# Task goal
Your answer must be the full listing below, restated word for word, with no pictures in it.

# Data under study
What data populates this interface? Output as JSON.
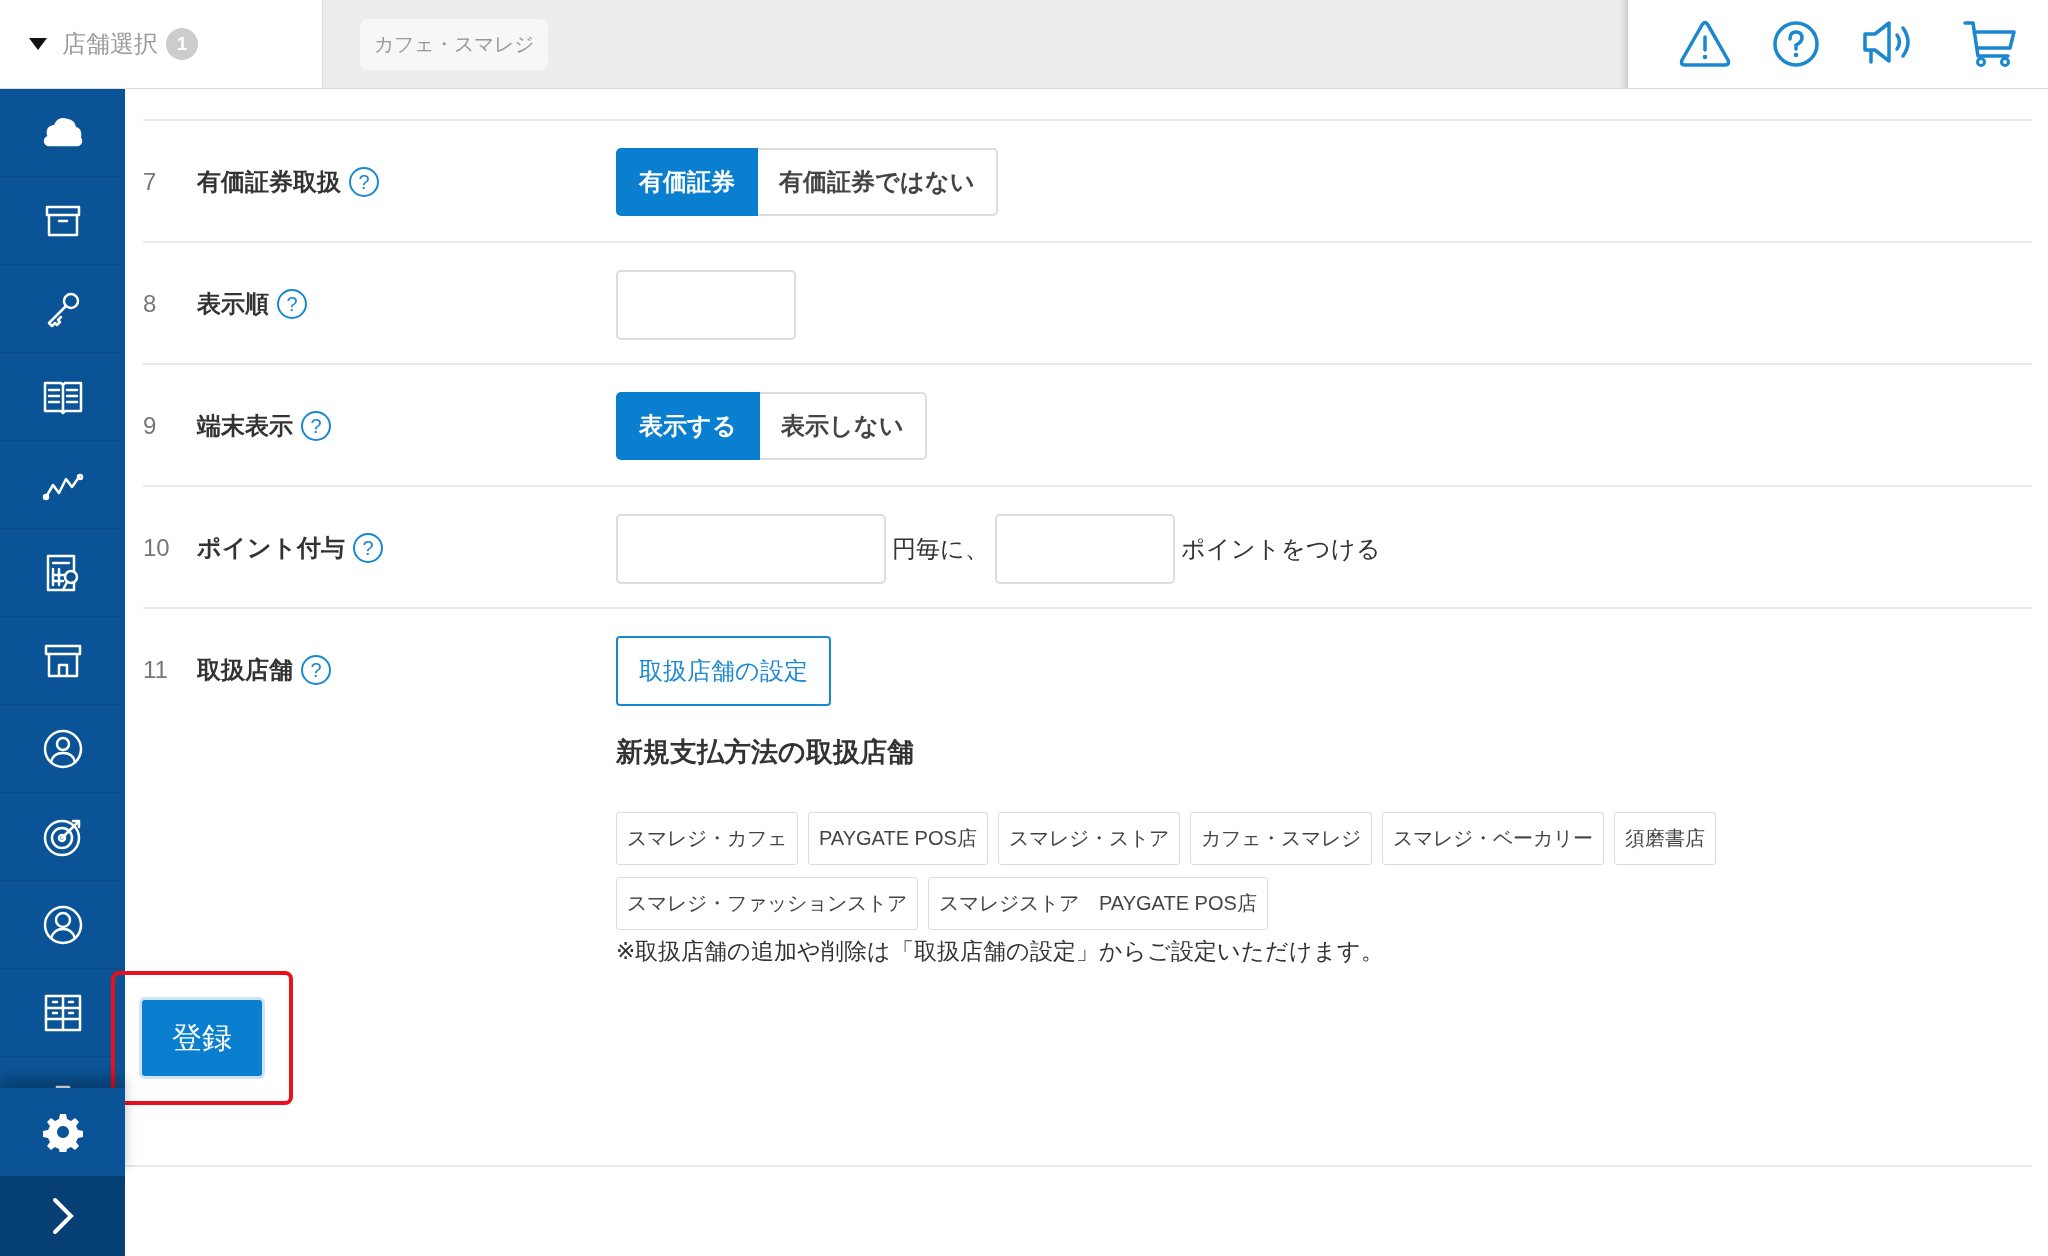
{
  "header": {
    "store_selector": {
      "label": "店舗選択",
      "count": "1",
      "expanded": true
    },
    "store_chip": "カフェ・スマレジ"
  },
  "rows": [
    {
      "number": "7",
      "label": "有価証券取扱",
      "help": "?",
      "kind": "segmented",
      "options": [
        {
          "label": "有価証券",
          "selected": true
        },
        {
          "label": "有価証券ではない",
          "selected": false
        }
      ]
    },
    {
      "number": "8",
      "label": "表示順",
      "help": "?",
      "kind": "input"
    },
    {
      "number": "9",
      "label": "端末表示",
      "help": "?",
      "kind": "segmented",
      "options": [
        {
          "label": "表示する",
          "selected": true
        },
        {
          "label": "表示しない",
          "selected": false
        }
      ]
    },
    {
      "number": "10",
      "label": "ポイント付与",
      "help": "?",
      "kind": "points",
      "per_text": "円毎に、",
      "suffix_text": "ポイントをつける"
    },
    {
      "number": "11",
      "label": "取扱店舗",
      "help": "?",
      "kind": "stores",
      "button": "取扱店舗の設定",
      "heading": "新規支払方法の取扱店舗",
      "tags": [
        "スマレジ・カフェ",
        "PAYGATE POS店",
        "スマレジ・ストア",
        "カフェ・スマレジ",
        "スマレジ・ベーカリー",
        "須磨書店",
        "スマレジ・ファッションストア",
        "スマレジストア　PAYGATE POS店"
      ],
      "note": "※取扱店舗の追加や削除は「取扱店舗の設定」からご設定いただけます。"
    }
  ],
  "submit": {
    "label": "登録",
    "highlighted": true
  }
}
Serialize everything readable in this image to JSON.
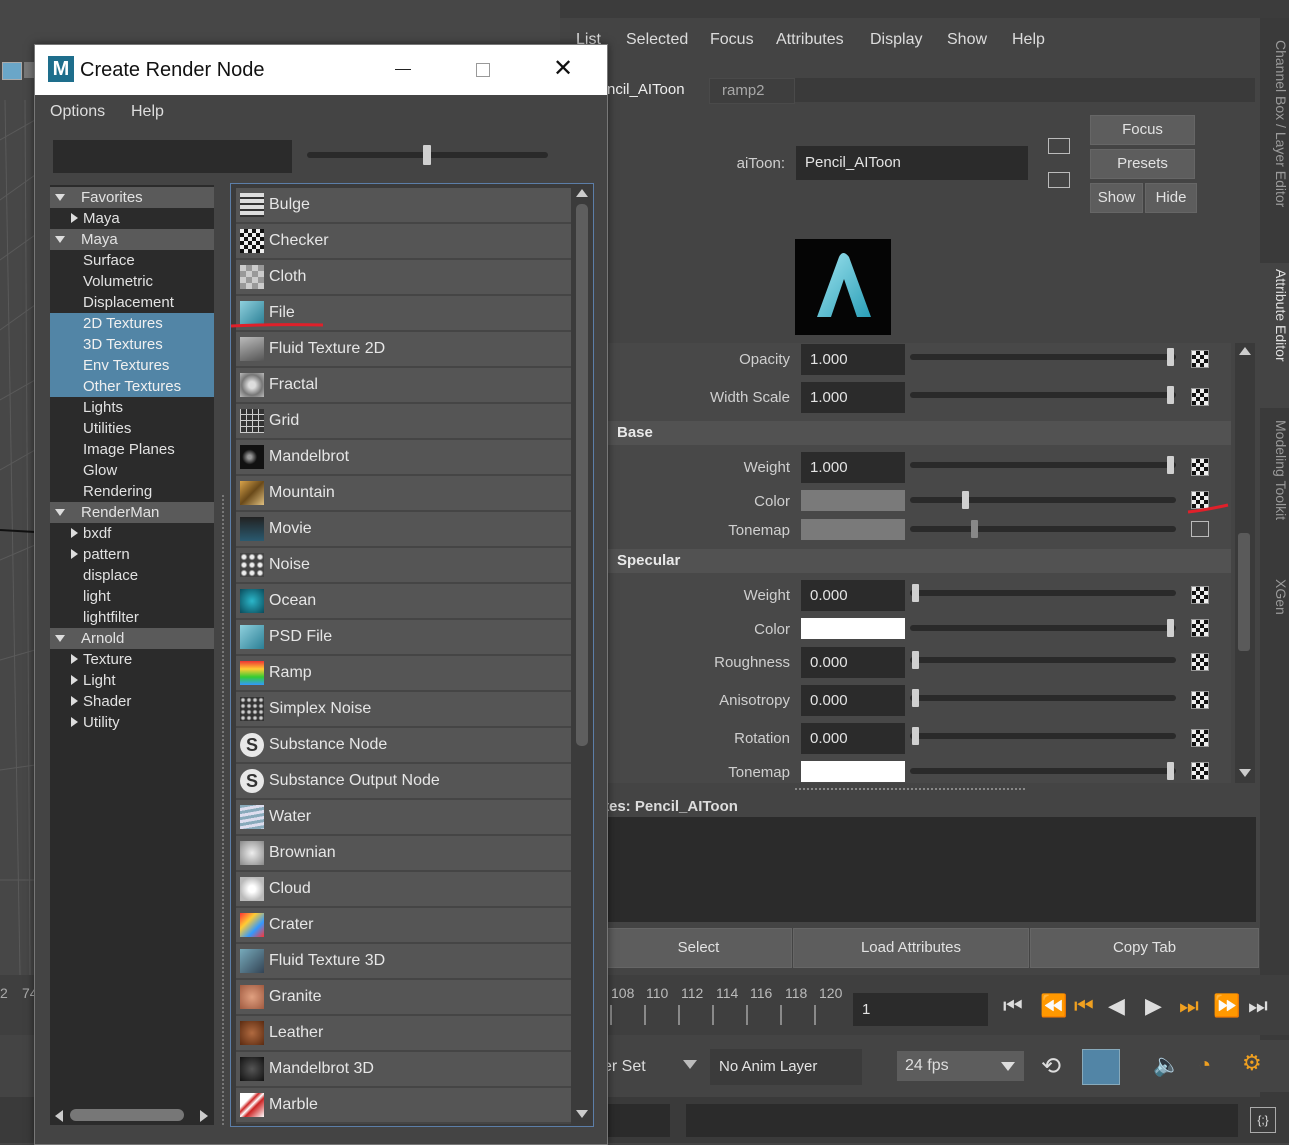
{
  "attribute_editor": {
    "menu": [
      "List",
      "Selected",
      "Focus",
      "Attributes",
      "Display",
      "Show",
      "Help"
    ],
    "tabs": [
      "ncil_AIToon",
      "ramp2"
    ],
    "node_type_label": "aiToon:",
    "node_name": "Pencil_AIToon",
    "buttons": {
      "focus": "Focus",
      "presets": "Presets",
      "show": "Show",
      "hide": "Hide"
    },
    "sections": {
      "base": "Base",
      "specular": "Specular"
    },
    "rows": {
      "opacity": {
        "label": "Opacity",
        "value": "1.000"
      },
      "width_scale": {
        "label": "Width Scale",
        "value": "1.000"
      },
      "base_weight": {
        "label": "Weight",
        "value": "1.000"
      },
      "base_color": {
        "label": "Color"
      },
      "base_tonemap": {
        "label": "Tonemap"
      },
      "spec_weight": {
        "label": "Weight",
        "value": "0.000"
      },
      "spec_color": {
        "label": "Color"
      },
      "roughness": {
        "label": "Roughness",
        "value": "0.000"
      },
      "anisotropy": {
        "label": "Anisotropy",
        "value": "0.000"
      },
      "rotation": {
        "label": "Rotation",
        "value": "0.000"
      },
      "spec_tonemap": {
        "label": "Tonemap"
      }
    },
    "notes_label": "tes:  Pencil_AIToon",
    "bottom_buttons": {
      "select": "Select",
      "load": "Load Attributes",
      "copy": "Copy Tab"
    }
  },
  "side_tabs": [
    "Channel Box / Layer Editor",
    "Attribute Editor",
    "Modeling Toolkit",
    "XGen"
  ],
  "timeline": {
    "ticks": [
      "108",
      "110",
      "112",
      "114",
      "116",
      "118",
      "120"
    ],
    "left_ticks": [
      "2",
      "74"
    ],
    "current_frame": "1"
  },
  "anim_bar": {
    "char_set": "er Set",
    "anim_layer": "No Anim Layer",
    "fps": "24 fps"
  },
  "dialog": {
    "title": "Create Render Node",
    "menu": [
      "Options",
      "Help"
    ],
    "search_value": "",
    "tree": [
      {
        "label": "Favorites",
        "kind": "hdr"
      },
      {
        "label": "Maya",
        "kind": "collapsed"
      },
      {
        "label": "Maya",
        "kind": "hdr"
      },
      {
        "label": "Surface",
        "kind": "leaf"
      },
      {
        "label": "Volumetric",
        "kind": "leaf"
      },
      {
        "label": "Displacement",
        "kind": "leaf"
      },
      {
        "label": "2D Textures",
        "kind": "sel"
      },
      {
        "label": "3D Textures",
        "kind": "sel"
      },
      {
        "label": "Env Textures",
        "kind": "sel"
      },
      {
        "label": "Other Textures",
        "kind": "sel"
      },
      {
        "label": "Lights",
        "kind": "leaf"
      },
      {
        "label": "Utilities",
        "kind": "leaf"
      },
      {
        "label": "Image Planes",
        "kind": "leaf"
      },
      {
        "label": "Glow",
        "kind": "leaf"
      },
      {
        "label": "Rendering",
        "kind": "leaf"
      },
      {
        "label": "RenderMan",
        "kind": "hdr"
      },
      {
        "label": "bxdf",
        "kind": "collapsed"
      },
      {
        "label": "pattern",
        "kind": "collapsed"
      },
      {
        "label": "displace",
        "kind": "leaf"
      },
      {
        "label": "light",
        "kind": "leaf"
      },
      {
        "label": "lightfilter",
        "kind": "leaf"
      },
      {
        "label": "Arnold",
        "kind": "hdr"
      },
      {
        "label": "Texture",
        "kind": "collapsed"
      },
      {
        "label": "Light",
        "kind": "collapsed"
      },
      {
        "label": "Shader",
        "kind": "collapsed"
      },
      {
        "label": "Utility",
        "kind": "collapsed"
      }
    ],
    "nodes": [
      {
        "label": "Bulge",
        "icon": "bulge-icon"
      },
      {
        "label": "Checker",
        "icon": "checker-icon"
      },
      {
        "label": "Cloth",
        "icon": "cloth-icon"
      },
      {
        "label": "File",
        "icon": "file-icon"
      },
      {
        "label": "Fluid Texture 2D",
        "icon": "fluid-texture-2d-icon"
      },
      {
        "label": "Fractal",
        "icon": "fractal-icon"
      },
      {
        "label": "Grid",
        "icon": "grid-icon"
      },
      {
        "label": "Mandelbrot",
        "icon": "mandelbrot-icon"
      },
      {
        "label": "Mountain",
        "icon": "mountain-icon"
      },
      {
        "label": "Movie",
        "icon": "movie-icon"
      },
      {
        "label": "Noise",
        "icon": "noise-icon"
      },
      {
        "label": "Ocean",
        "icon": "ocean-icon"
      },
      {
        "label": "PSD File",
        "icon": "psd-file-icon"
      },
      {
        "label": "Ramp",
        "icon": "ramp-icon"
      },
      {
        "label": "Simplex Noise",
        "icon": "simplex-noise-icon"
      },
      {
        "label": "Substance Node",
        "icon": "substance-icon"
      },
      {
        "label": "Substance Output Node",
        "icon": "substance-output-icon"
      },
      {
        "label": "Water",
        "icon": "water-icon"
      },
      {
        "label": "Brownian",
        "icon": "brownian-icon"
      },
      {
        "label": "Cloud",
        "icon": "cloud-icon"
      },
      {
        "label": "Crater",
        "icon": "crater-icon"
      },
      {
        "label": "Fluid Texture 3D",
        "icon": "fluid-texture-3d-icon"
      },
      {
        "label": "Granite",
        "icon": "granite-icon"
      },
      {
        "label": "Leather",
        "icon": "leather-icon"
      },
      {
        "label": "Mandelbrot 3D",
        "icon": "mandelbrot-3d-icon"
      },
      {
        "label": "Marble",
        "icon": "marble-icon"
      }
    ]
  },
  "colors": {
    "selection": "#5285a6",
    "annotation": "#e0202a",
    "panel": "#444444"
  }
}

# Output for this task
What data populates this interface? Output as JSON.
{
  "header": {
    "store_selector": {
      "label": "店舗選択",
      "count": "1",
      "expanded": true
    },
    "store_chip": "カフェ・スマレジ"
  },
  "rows": [
    {
      "number": "7",
      "label": "有価証券取扱",
      "help": "?",
      "kind": "segmented",
      "options": [
        {
          "label": "有価証券",
          "selected": true
        },
        {
          "label": "有価証券ではない",
          "selected": false
        }
      ]
    },
    {
      "number": "8",
      "label": "表示順",
      "help": "?",
      "kind": "input"
    },
    {
      "number": "9",
      "label": "端末表示",
      "help": "?",
      "kind": "segmented",
      "options": [
        {
          "label": "表示する",
          "selected": true
        },
        {
          "label": "表示しない",
          "selected": false
        }
      ]
    },
    {
      "number": "10",
      "label": "ポイント付与",
      "help": "?",
      "kind": "points",
      "per_text": "円毎に、",
      "suffix_text": "ポイントをつける"
    },
    {
      "number": "11",
      "label": "取扱店舗",
      "help": "?",
      "kind": "stores",
      "button": "取扱店舗の設定",
      "heading": "新規支払方法の取扱店舗",
      "tags": [
        "スマレジ・カフェ",
        "PAYGATE POS店",
        "スマレジ・ストア",
        "カフェ・スマレジ",
        "スマレジ・ベーカリー",
        "須磨書店",
        "スマレジ・ファッションストア",
        "スマレジストア　PAYGATE POS店"
      ],
      "note": "※取扱店舗の追加や削除は「取扱店舗の設定」からご設定いただけます。"
    }
  ],
  "submit": {
    "label": "登録",
    "highlighted": true
  }
}
Serialize everything readable in this image to JSON.
{
  "attribute_editor": {
    "menu": [
      "List",
      "Selected",
      "Focus",
      "Attributes",
      "Display",
      "Show",
      "Help"
    ],
    "tabs": [
      "ncil_AIToon",
      "ramp2"
    ],
    "node_type_label": "aiToon:",
    "node_name": "Pencil_AIToon",
    "buttons": {
      "focus": "Focus",
      "presets": "Presets",
      "show": "Show",
      "hide": "Hide"
    },
    "sections": {
      "base": "Base",
      "specular": "Specular"
    },
    "rows": {
      "opacity": {
        "label": "Opacity",
        "value": "1.000"
      },
      "width_scale": {
        "label": "Width Scale",
        "value": "1.000"
      },
      "base_weight": {
        "label": "Weight",
        "value": "1.000"
      },
      "base_color": {
        "label": "Color"
      },
      "base_tonemap": {
        "label": "Tonemap"
      },
      "spec_weight": {
        "label": "Weight",
        "value": "0.000"
      },
      "spec_color": {
        "label": "Color"
      },
      "roughness": {
        "label": "Roughness",
        "value": "0.000"
      },
      "anisotropy": {
        "label": "Anisotropy",
        "value": "0.000"
      },
      "rotation": {
        "label": "Rotation",
        "value": "0.000"
      },
      "spec_tonemap": {
        "label": "Tonemap"
      }
    },
    "notes_label": "tes:  Pencil_AIToon",
    "bottom_buttons": {
      "select": "Select",
      "load": "Load Attributes",
      "copy": "Copy Tab"
    }
  },
  "side_tabs": [
    "Channel Box / Layer Editor",
    "Attribute Editor",
    "Modeling Toolkit",
    "XGen"
  ],
  "timeline": {
    "ticks": [
      "108",
      "110",
      "112",
      "114",
      "116",
      "118",
      "120"
    ],
    "left_ticks": [
      "2",
      "74"
    ],
    "current_frame": "1"
  },
  "anim_bar": {
    "char_set": "er Set",
    "anim_layer": "No Anim Layer",
    "fps": "24 fps"
  },
  "dialog": {
    "title": "Create Render Node",
    "menu": [
      "Options",
      "Help"
    ],
    "search_value": "",
    "tree": [
      {
        "label": "Favorites",
        "kind": "hdr"
      },
      {
        "label": "Maya",
        "kind": "collapsed"
      },
      {
        "label": "Maya",
        "kind": "hdr"
      },
      {
        "label": "Surface",
        "kind": "leaf"
      },
      {
        "label": "Volumetric",
        "kind": "leaf"
      },
      {
        "label": "Displacement",
        "kind": "leaf"
      },
      {
        "label": "2D Textures",
        "kind": "sel"
      },
      {
        "label": "3D Textures",
        "kind": "sel"
      },
      {
        "label": "Env Textures",
        "kind": "sel"
      },
      {
        "label": "Other Textures",
        "kind": "sel"
      },
      {
        "label": "Lights",
        "kind": "leaf"
      },
      {
        "label": "Utilities",
        "kind": "leaf"
      },
      {
        "label": "Image Planes",
        "kind": "leaf"
      },
      {
        "label": "Glow",
        "kind": "leaf"
      },
      {
        "label": "Rendering",
        "kind": "leaf"
      },
      {
        "label": "RenderMan",
        "kind": "hdr"
      },
      {
        "label": "bxdf",
        "kind": "collapsed"
      },
      {
        "label": "pattern",
        "kind": "collapsed"
      },
      {
        "label": "displace",
        "kind": "leaf"
      },
      {
        "label": "light",
        "kind": "leaf"
      },
      {
        "label": "lightfilter",
        "kind": "leaf"
      },
      {
        "label": "Arnold",
        "kind": "hdr"
      },
      {
        "label": "Texture",
        "kind": "collapsed"
      },
      {
        "label": "Light",
        "kind": "collapsed"
      },
      {
        "label": "Shader",
        "kind": "collapsed"
      },
      {
        "label": "Utility",
        "kind": "collapsed"
      }
    ],
    "nodes": [
      {
        "label": "Bulge",
        "icon": "bulge-icon"
      },
      {
        "label": "Checker",
        "icon": "checker-icon"
      },
      {
        "label": "Cloth",
        "icon": "cloth-icon"
      },
      {
        "label": "File",
        "icon": "file-icon"
      },
      {
        "label": "Fluid Texture 2D",
        "icon": "fluid-texture-2d-icon"
      },
      {
        "label": "Fractal",
        "icon": "fractal-icon"
      },
      {
        "label": "Grid",
        "icon": "grid-icon"
      },
      {
        "label": "Mandelbrot",
        "icon": "mandelbrot-icon"
      },
      {
        "label": "Mountain",
        "icon": "mountain-icon"
      },
      {
        "label": "Movie",
        "icon": "movie-icon"
      },
      {
        "label": "Noise",
        "icon": "noise-icon"
      },
      {
        "label": "Ocean",
        "icon": "ocean-icon"
      },
      {
        "label": "PSD File",
        "icon": "psd-file-icon"
      },
      {
        "label": "Ramp",
        "icon": "ramp-icon"
      },
      {
        "label": "Simplex Noise",
        "icon": "simplex-noise-icon"
      },
      {
        "label": "Substance Node",
        "icon": "substance-icon"
      },
      {
        "label": "Substance Output Node",
        "icon": "substance-output-icon"
      },
      {
        "label": "Water",
        "icon": "water-icon"
      },
      {
        "label": "Brownian",
        "icon": "brownian-icon"
      },
      {
        "label": "Cloud",
        "icon": "cloud-icon"
      },
      {
        "label": "Crater",
        "icon": "crater-icon"
      },
      {
        "label": "Fluid Texture 3D",
        "icon": "fluid-texture-3d-icon"
      },
      {
        "label": "Granite",
        "icon": "granite-icon"
      },
      {
        "label": "Leather",
        "icon": "leather-icon"
      },
      {
        "label": "Mandelbrot 3D",
        "icon": "mandelbrot-3d-icon"
      },
      {
        "label": "Marble",
        "icon": "marble-icon"
      }
    ]
  },
  "colors": {
    "selection": "#5285a6",
    "annotation": "#e0202a",
    "panel": "#444444"
  }
}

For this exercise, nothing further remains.